#### Task prompt:
Please copy each line in the records below that contains the string "chart".

*** Opening of Task input ***

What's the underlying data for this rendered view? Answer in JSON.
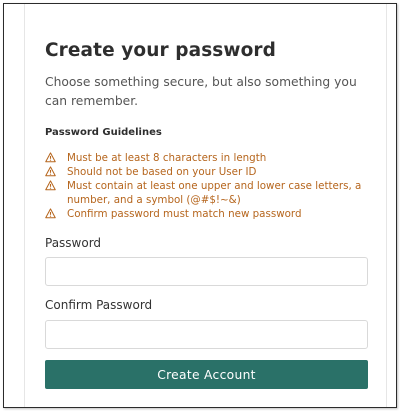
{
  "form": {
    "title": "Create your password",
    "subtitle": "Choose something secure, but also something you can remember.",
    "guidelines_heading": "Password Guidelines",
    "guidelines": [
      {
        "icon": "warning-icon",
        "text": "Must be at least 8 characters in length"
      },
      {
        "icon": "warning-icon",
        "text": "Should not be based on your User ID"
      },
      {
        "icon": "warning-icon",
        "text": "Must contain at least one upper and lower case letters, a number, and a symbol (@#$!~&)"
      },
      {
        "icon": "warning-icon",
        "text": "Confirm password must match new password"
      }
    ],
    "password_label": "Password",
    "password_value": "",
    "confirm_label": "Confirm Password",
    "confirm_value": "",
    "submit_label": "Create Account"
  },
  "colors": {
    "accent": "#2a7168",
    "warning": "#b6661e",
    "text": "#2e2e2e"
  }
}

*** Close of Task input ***
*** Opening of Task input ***

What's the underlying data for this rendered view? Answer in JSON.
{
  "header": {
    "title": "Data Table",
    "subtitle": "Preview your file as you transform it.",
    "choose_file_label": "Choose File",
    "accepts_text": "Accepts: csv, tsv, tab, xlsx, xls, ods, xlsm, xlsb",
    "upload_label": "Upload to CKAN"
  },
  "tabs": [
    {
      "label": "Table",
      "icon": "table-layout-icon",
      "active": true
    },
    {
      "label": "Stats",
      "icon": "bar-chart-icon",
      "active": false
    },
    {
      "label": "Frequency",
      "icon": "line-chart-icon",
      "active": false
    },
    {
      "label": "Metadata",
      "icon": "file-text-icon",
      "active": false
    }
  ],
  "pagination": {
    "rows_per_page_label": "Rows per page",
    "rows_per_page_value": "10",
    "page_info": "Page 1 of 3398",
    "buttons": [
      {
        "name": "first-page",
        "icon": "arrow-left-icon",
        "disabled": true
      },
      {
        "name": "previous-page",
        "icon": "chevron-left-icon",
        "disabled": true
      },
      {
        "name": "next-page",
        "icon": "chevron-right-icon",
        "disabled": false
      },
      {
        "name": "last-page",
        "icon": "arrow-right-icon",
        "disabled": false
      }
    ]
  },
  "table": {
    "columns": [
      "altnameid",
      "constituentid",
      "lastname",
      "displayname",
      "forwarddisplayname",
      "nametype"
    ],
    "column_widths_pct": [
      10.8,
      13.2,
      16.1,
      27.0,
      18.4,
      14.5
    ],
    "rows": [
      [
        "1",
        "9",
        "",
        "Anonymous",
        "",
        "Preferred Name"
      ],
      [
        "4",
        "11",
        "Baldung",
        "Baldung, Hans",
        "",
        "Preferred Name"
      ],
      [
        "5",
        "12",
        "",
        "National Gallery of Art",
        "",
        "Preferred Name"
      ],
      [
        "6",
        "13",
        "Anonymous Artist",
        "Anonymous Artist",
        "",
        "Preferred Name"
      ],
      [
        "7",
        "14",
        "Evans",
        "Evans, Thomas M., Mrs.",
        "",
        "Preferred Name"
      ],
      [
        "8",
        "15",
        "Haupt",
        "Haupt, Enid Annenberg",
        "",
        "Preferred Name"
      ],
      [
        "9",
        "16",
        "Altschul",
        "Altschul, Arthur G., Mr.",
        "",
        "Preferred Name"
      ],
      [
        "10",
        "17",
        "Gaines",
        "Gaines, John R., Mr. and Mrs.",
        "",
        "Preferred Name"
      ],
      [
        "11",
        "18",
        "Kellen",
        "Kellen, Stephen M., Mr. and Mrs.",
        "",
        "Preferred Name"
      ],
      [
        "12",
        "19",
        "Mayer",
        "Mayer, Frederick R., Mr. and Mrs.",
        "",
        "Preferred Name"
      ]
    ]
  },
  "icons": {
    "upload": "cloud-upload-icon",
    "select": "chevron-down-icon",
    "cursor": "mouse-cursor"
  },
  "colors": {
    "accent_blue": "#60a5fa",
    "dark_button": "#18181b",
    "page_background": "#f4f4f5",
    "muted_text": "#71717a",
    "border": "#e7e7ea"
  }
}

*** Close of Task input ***

#### Response:
      "icon": "bar-chart-icon",
      "icon": "line-chart-icon",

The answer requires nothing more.